April 10 — Employees who work for tips
If you received $20 or more in tips during March, report them to your employer. You can use Form 4070.

April 10 — Communications and air transportation taxes under the alternative method
Deposit the tax included in amounts billed or tickets sold during the first 15 days of March.

April 14 — Regular method taxes
Deposit the tax for the last 16 days of March.

April 18 — Individuals
File a 2016 income tax return (Form 1040, 1040A, or 1040EZ) and pay any tax due. If you want an automatic 6 month extension of time to file the return, file Form 4868, Application for Automatic Extension of Time To File U.S. Individual Income Tax Return. For more information, see Form 4868. Then, file Form 1040, 1040A, or 1040EZ by October 16.

April 18 — Corporations
File a 2016 calendar year income tax return (Form 1120) and pay any tax due. Details

April 18 — Individuals
If you are not paying your 2017 income tax through withholding (or will not pay in enough tax during the year that way), pay the first installment of your 2017 estimated tax.
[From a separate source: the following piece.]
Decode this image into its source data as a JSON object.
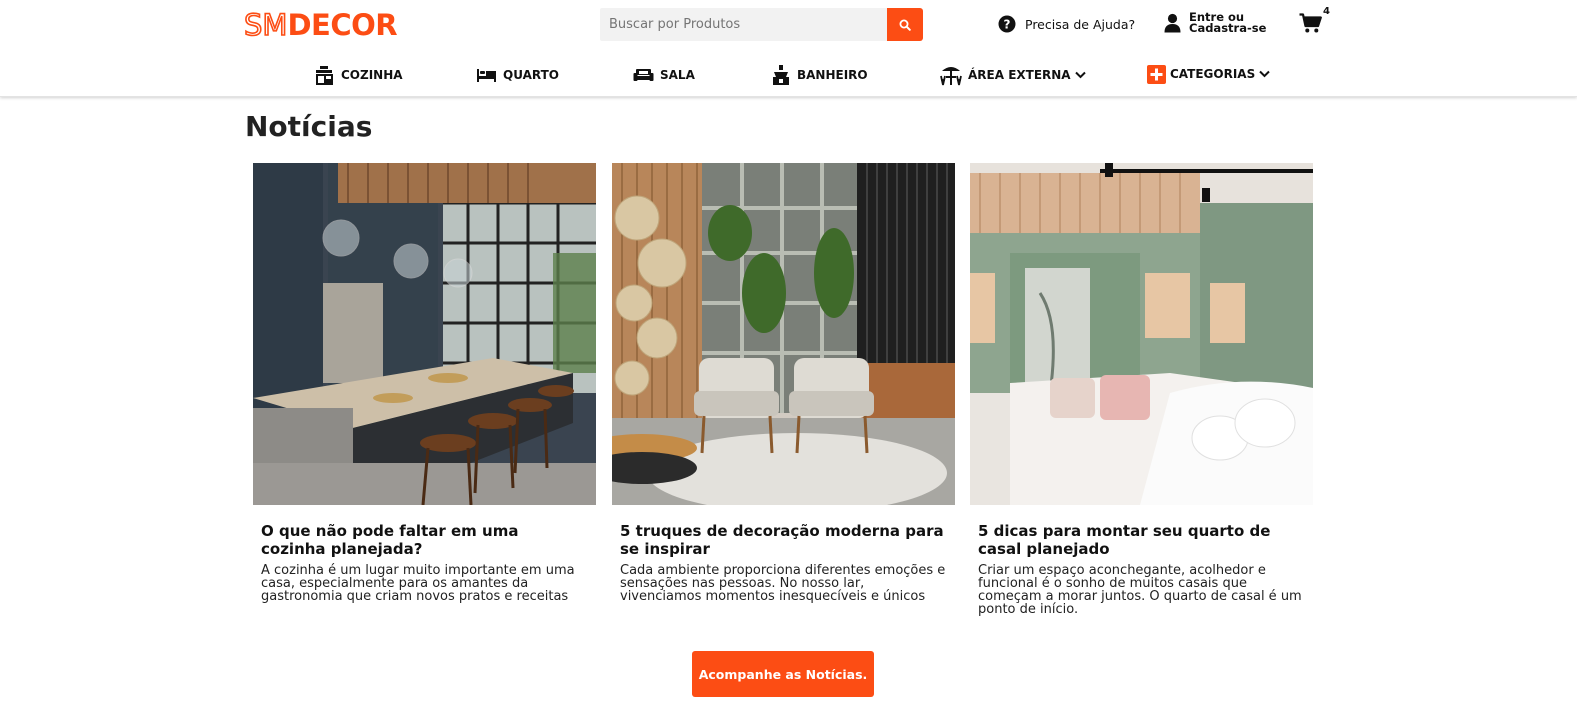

Use Form 1040ES.

April 18 — Household Employers
f you paid cash wages of $1,800 or more in 2016 to a household employee, you must file Schedule H Details
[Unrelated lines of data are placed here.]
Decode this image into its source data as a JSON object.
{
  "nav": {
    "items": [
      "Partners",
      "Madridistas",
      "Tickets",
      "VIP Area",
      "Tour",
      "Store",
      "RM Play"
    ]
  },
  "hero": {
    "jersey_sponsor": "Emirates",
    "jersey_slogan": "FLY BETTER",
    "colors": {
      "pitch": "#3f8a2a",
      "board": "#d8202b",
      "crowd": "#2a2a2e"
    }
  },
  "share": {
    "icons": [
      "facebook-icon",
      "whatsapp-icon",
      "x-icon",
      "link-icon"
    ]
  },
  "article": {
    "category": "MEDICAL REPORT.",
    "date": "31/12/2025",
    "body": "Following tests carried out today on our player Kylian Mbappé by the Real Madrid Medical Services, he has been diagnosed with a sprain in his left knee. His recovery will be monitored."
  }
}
April 18 — Corporations
Deposit the first installment of estimated income tax for 2017 Details

April 18 — Social security, Medicare, and withheld income tax
If the monthly deposit rule applies, deposit the tax for payments in March.
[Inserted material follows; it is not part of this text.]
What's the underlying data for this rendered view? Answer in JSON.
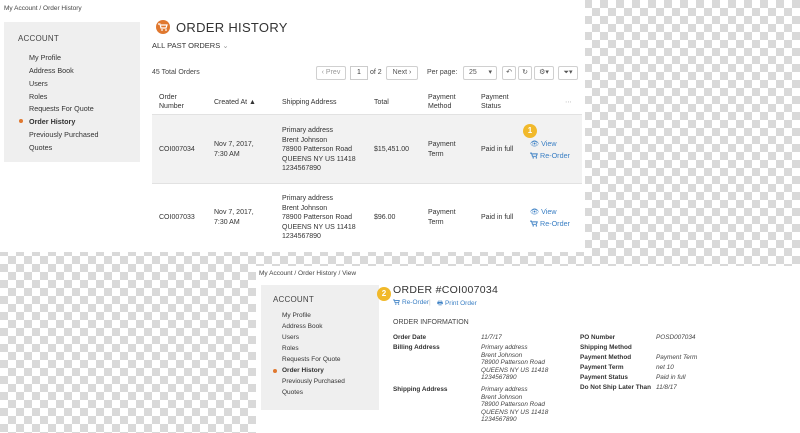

April 18 — Nonpayroll withholding
If the monthly deposit rule applies, deposit the tax for payments in March.

April 18 — Household employers
If you paid cash wages of $1,900 or more in 2016 to a household employee, you must file Schedule H (Form 1040). If you are required to file a federal income tax return (Form 1040), file Schedule H (Form 1040) with the return and report any household employment taxes. Report any federal unemployment (FUTA) tax on Schedule H (Form 1040) if you paid total cash wages of $1,000 or more in any calendar quarter of 2015 or 2016 to household employees. Also, report any income tax you withheld for your household employees.

April 27 — Communications and air transportation taxes under the alternative method
Deposit the tax included in amounts billed or tickets sold during the last 16 days of March.

April 29 — Regular method taxes
Deposit the tax for the first 15 days of April.

View More Tax Dates